General Issues
1. Does the plan consider all potential natural or man-made emergencies that could disrupt
your workplace?
2. Does the plan consider all potential internal sources of emergencies that could disrupt
your workplace?
3. Does the plan consider the impact of these internal and external emergencies on the
workplace’s operations and is the response tailored to the workplace?
4. Does the plan contain a list of key personnel with contact information as well as contact
information for local emergency responders, agencies and contractors?
5. Does the plan contain the names, titles, departments, and telephone numbers of
individuals to contact for additional information or an explanation of duties and
responsibilities under the plan?
6. Does the plan address how rescue operations will be performed?
7. Does the plan address how medical assistance will be provided?
8. Does the plan identify how or where personal information on employees can be obtained
in an emergency?

Evacuation Policy and Procedures
1. Does the plan identify the conditions under which an evacuation would be necessary?
2. Does the plan identify a clear chain of command and designate a person authorized to
order an evacuation or shutdown of operations?
3. Does the plan address the types of actions expected of different employees for the various
types of potential emergencies?
4. Does the plan designate who, if anyone, will stay to shut down critical operations during
an evacuation?
5. Does the plan outline specific evacuation routes and exits and are these posted in the
workplace where they are easily accessible to all employees?
6. Does the plan address procedures for assisting people during evacuations, particularly
those with disabilities or who do not speak English?
7. Does the plan identify one or more assembly areas (as necessary for different types of
emergencies) where employees will gather & a method for accounting for all employees?
8. Does the plan address how visitors will be assisted in evacuation and accounted for?
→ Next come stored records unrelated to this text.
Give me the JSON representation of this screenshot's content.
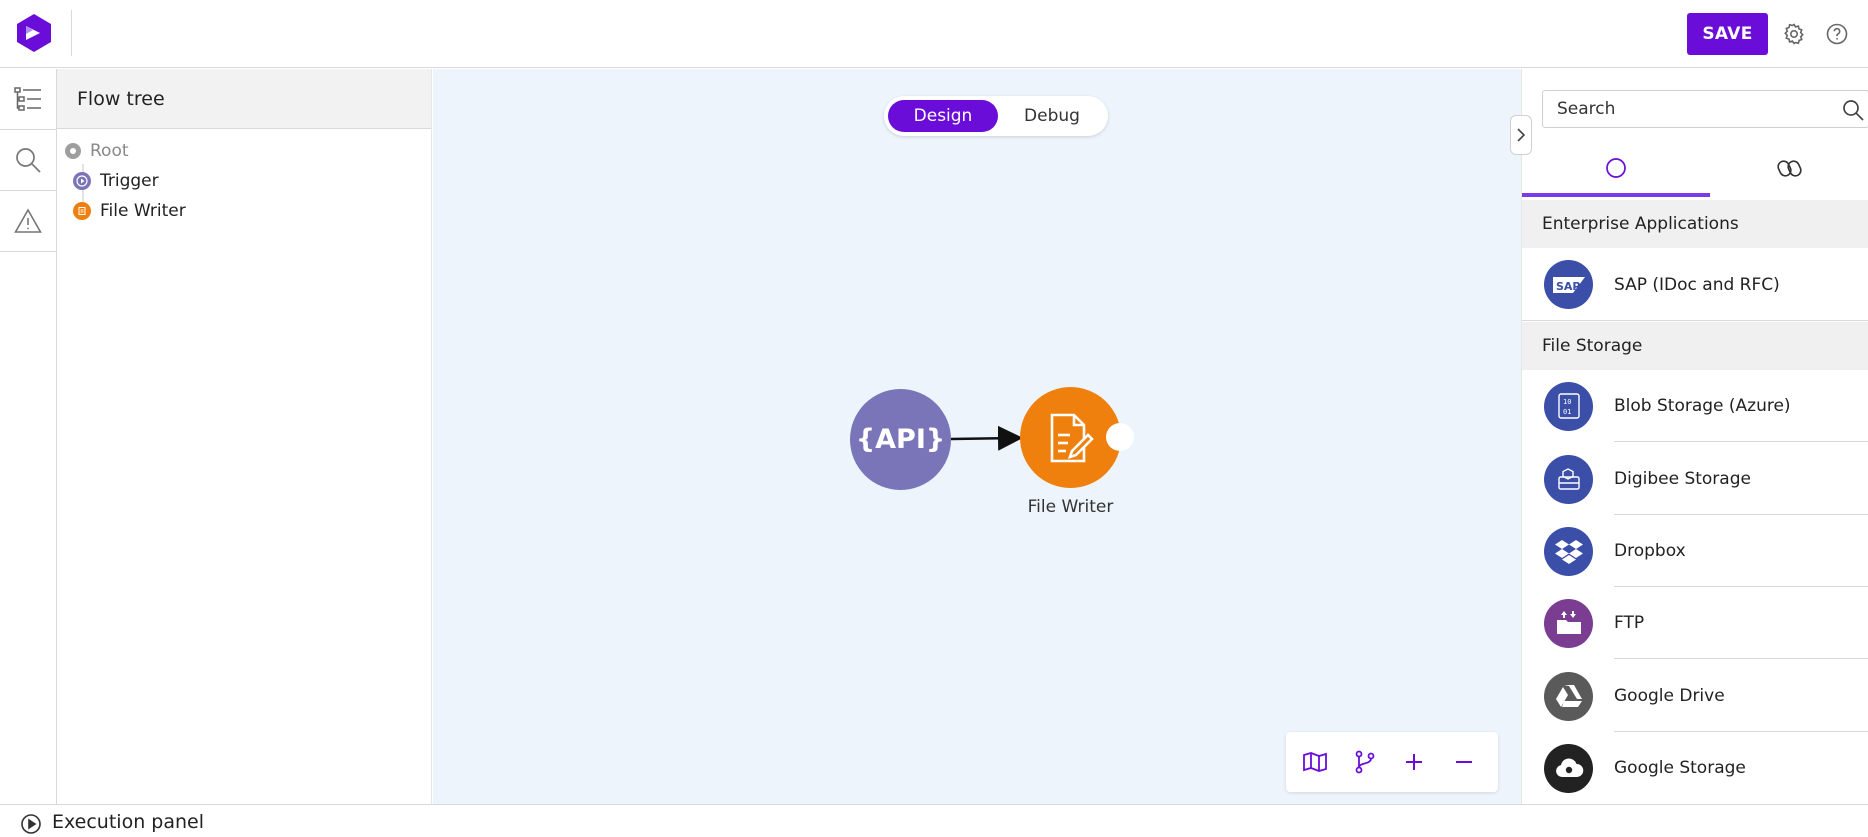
{
  "topbar": {
    "logo_icon": "digibee-logo-icon",
    "save_label": "SAVE",
    "settings_icon": "gear-icon",
    "help_icon": "help-icon",
    "accent_color": "#6a0dd9"
  },
  "left_rail": {
    "items": [
      {
        "icon": "flow-tree-icon"
      },
      {
        "icon": "search-icon"
      },
      {
        "icon": "warning-icon"
      }
    ]
  },
  "flow_tree": {
    "title": "Flow tree",
    "nodes": [
      {
        "label": "Root",
        "color": "#9e9e9e"
      },
      {
        "label": "Trigger",
        "color": "#7a74b8"
      },
      {
        "label": "File Writer",
        "color": "#f0800e"
      }
    ]
  },
  "canvas": {
    "mode_toggle": {
      "options": [
        "Design",
        "Debug"
      ],
      "selected": "Design"
    },
    "trigger_node": {
      "label": "{API}",
      "color": "#7a74b8"
    },
    "file_writer_node": {
      "label": "File Writer",
      "color": "#f0800e"
    },
    "controls": [
      {
        "icon": "map-icon"
      },
      {
        "icon": "branch-icon"
      },
      {
        "icon": "zoom-in-icon"
      },
      {
        "icon": "zoom-out-icon"
      }
    ]
  },
  "right_panel": {
    "collapse_icon": "chevron-right-icon",
    "search": {
      "placeholder": "Search",
      "value": ""
    },
    "tabs": [
      {
        "icon": "circle-icon",
        "active": true
      },
      {
        "icon": "capsules-icon",
        "active": false
      }
    ],
    "sections": [
      {
        "title": "Enterprise Applications",
        "items": [
          {
            "label": "SAP (IDoc and RFC)",
            "icon": "sap-icon",
            "color": "#3b4ea8"
          }
        ]
      },
      {
        "title": "File Storage",
        "items": [
          {
            "label": "Blob Storage (Azure)",
            "icon": "blob-storage-icon",
            "color": "#3b4ea8"
          },
          {
            "label": "Digibee Storage",
            "icon": "digibee-storage-icon",
            "color": "#3b4ea8"
          },
          {
            "label": "Dropbox",
            "icon": "dropbox-icon",
            "color": "#3b4ea8"
          },
          {
            "label": "FTP",
            "icon": "ftp-folder-icon",
            "color": "#7a3d91"
          },
          {
            "label": "Google Drive",
            "icon": "google-drive-icon",
            "color": "#5a5a5a"
          },
          {
            "label": "Google Storage",
            "icon": "google-storage-icon",
            "color": "#222222"
          }
        ]
      }
    ]
  },
  "execution_panel": {
    "label": "Execution panel",
    "icon": "play-circle-icon"
  }
}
Reporting Emergencies and Alerting Employees in an Emergency
1. Does the plan identify a preferred method for reporting fires and other emergencies?
2. Does the plan describe the method to be used to alert employees, including disabled
workers, to evacuate or take other action?
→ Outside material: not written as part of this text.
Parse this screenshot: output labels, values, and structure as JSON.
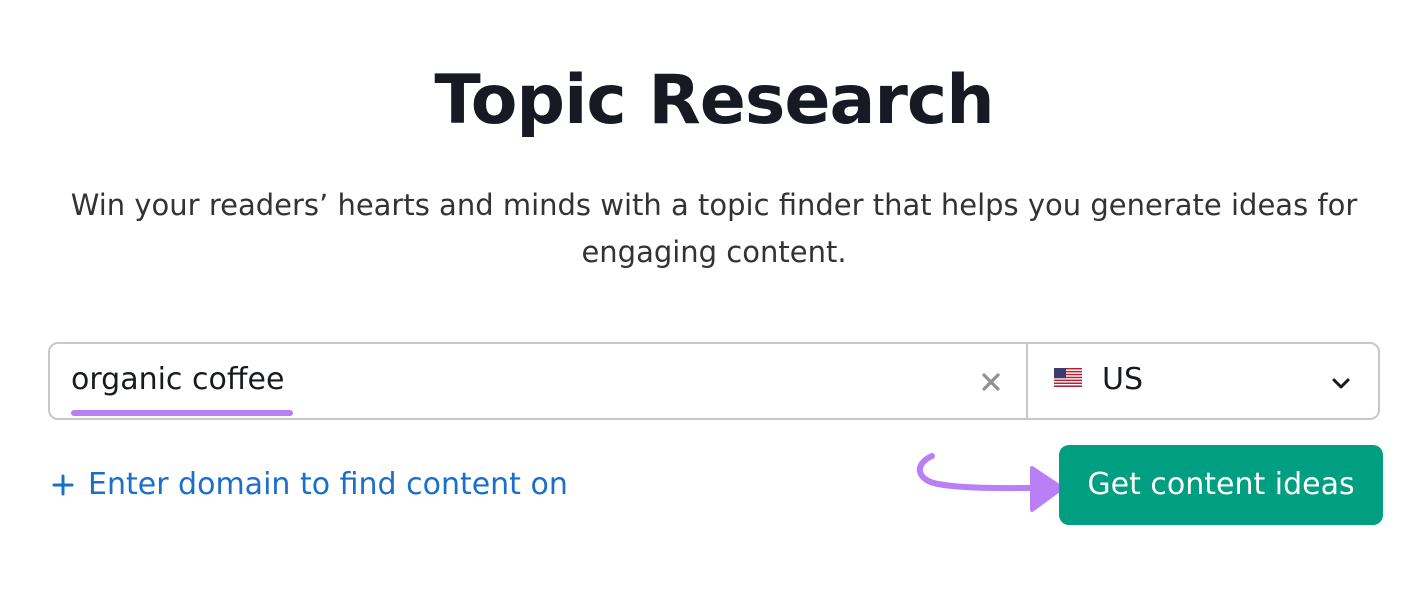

Employee Training and Drills
1. Does the plan identify how and when employees will be trained so that they understand
the types of emergencies that may occur, their responsibilities and actions as outlined in
the plan?
2. Does the plan address how and when retraining will be conducted?
3. Does the plan address if and how often drills will be conducted?


Information for this article were obtained from OSHA’s eTools and OSHA’s Education Center